Poets of the eighteenth, nineteenth, and early twentieth century concerned themselves with childhood and its various experiences, but the particular historical and aesthetic contexts within which different poets wrote affected their perspective on the matter greatly. As literature moved from Romanticism to naturalism, the tone poets took when considering children and their place in society changed, because where children previously existed as a kind of emotional or romantic accessory, they soon became subjects in their own right, with their own experiences and perspectives. By examining illiam ordsworth's "Michael," illiam Blake's "The Chimney Sweeper," and .B. Yeats' "A Prayer for my Daughter," one is able to see how the gradual transition from Romanticism to naturalism brought with it a less exploitative consideration of children, one that better reflected their place in the rapidly changing world.

The first poem to examine is illiam ordsworth's "Michael," because it fall squarely in the…… [Read More]

Works Cited

Blake, William. Songs of Innocence and Experience. London: Basil Montagu Pickering, 1866.

Wordsworth, W. Lyrical Ballads. 4th. 2. London: Longman, Hurst, Rees, & Orme, 1805.

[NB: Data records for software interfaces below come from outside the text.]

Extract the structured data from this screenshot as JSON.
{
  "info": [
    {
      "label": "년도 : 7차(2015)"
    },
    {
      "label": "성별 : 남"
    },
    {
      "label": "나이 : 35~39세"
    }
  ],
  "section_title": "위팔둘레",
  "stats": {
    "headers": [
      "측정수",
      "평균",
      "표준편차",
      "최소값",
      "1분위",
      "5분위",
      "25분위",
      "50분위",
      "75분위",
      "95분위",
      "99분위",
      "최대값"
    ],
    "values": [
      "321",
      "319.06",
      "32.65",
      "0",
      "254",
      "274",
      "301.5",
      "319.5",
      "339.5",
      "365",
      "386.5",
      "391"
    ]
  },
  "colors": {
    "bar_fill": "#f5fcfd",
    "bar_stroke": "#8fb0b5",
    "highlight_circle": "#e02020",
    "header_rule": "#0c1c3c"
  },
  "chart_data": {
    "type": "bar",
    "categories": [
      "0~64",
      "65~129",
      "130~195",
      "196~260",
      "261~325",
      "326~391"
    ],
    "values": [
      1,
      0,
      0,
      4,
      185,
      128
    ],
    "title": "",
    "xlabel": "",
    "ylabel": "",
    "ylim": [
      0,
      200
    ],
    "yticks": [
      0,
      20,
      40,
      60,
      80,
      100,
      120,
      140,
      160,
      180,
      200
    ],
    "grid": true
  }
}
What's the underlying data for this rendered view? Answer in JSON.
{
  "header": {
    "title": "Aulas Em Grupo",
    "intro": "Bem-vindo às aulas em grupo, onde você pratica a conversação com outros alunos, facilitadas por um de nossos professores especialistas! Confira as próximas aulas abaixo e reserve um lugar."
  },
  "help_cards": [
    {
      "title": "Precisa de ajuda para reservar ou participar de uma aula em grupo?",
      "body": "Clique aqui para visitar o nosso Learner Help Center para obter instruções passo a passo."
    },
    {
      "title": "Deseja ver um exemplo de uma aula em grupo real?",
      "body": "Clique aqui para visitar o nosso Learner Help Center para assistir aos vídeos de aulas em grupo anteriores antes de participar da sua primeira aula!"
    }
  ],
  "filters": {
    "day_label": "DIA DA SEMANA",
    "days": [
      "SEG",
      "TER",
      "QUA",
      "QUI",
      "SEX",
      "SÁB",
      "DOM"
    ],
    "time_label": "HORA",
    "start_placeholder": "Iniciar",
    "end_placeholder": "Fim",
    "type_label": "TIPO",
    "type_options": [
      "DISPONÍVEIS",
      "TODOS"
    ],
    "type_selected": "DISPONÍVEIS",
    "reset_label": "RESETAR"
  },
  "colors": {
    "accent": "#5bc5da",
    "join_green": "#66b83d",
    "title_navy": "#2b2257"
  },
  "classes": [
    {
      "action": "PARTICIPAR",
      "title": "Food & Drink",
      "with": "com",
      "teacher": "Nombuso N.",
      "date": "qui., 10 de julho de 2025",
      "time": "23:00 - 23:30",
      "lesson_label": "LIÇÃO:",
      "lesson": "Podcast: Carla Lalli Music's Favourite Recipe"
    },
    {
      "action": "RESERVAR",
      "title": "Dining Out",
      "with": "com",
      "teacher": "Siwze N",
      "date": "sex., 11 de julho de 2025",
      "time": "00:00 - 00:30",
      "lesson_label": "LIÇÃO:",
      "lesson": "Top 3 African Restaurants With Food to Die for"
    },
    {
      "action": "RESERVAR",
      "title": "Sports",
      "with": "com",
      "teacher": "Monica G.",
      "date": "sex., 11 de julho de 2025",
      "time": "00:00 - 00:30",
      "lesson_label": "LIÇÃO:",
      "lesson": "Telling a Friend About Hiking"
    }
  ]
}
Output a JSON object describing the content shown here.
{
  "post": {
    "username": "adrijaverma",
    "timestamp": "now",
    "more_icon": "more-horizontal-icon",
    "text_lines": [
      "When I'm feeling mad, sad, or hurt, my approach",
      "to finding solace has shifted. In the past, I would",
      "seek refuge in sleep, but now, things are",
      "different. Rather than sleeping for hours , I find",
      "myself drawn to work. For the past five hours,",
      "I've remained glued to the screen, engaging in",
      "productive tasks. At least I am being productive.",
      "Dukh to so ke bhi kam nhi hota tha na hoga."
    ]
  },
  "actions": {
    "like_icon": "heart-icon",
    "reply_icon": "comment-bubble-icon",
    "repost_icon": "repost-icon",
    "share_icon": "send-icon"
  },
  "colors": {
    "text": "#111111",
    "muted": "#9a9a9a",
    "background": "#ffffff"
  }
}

Yeats, William. The Collected Poems of W.b. Yeats. London: Wordsworth Editions, 2000.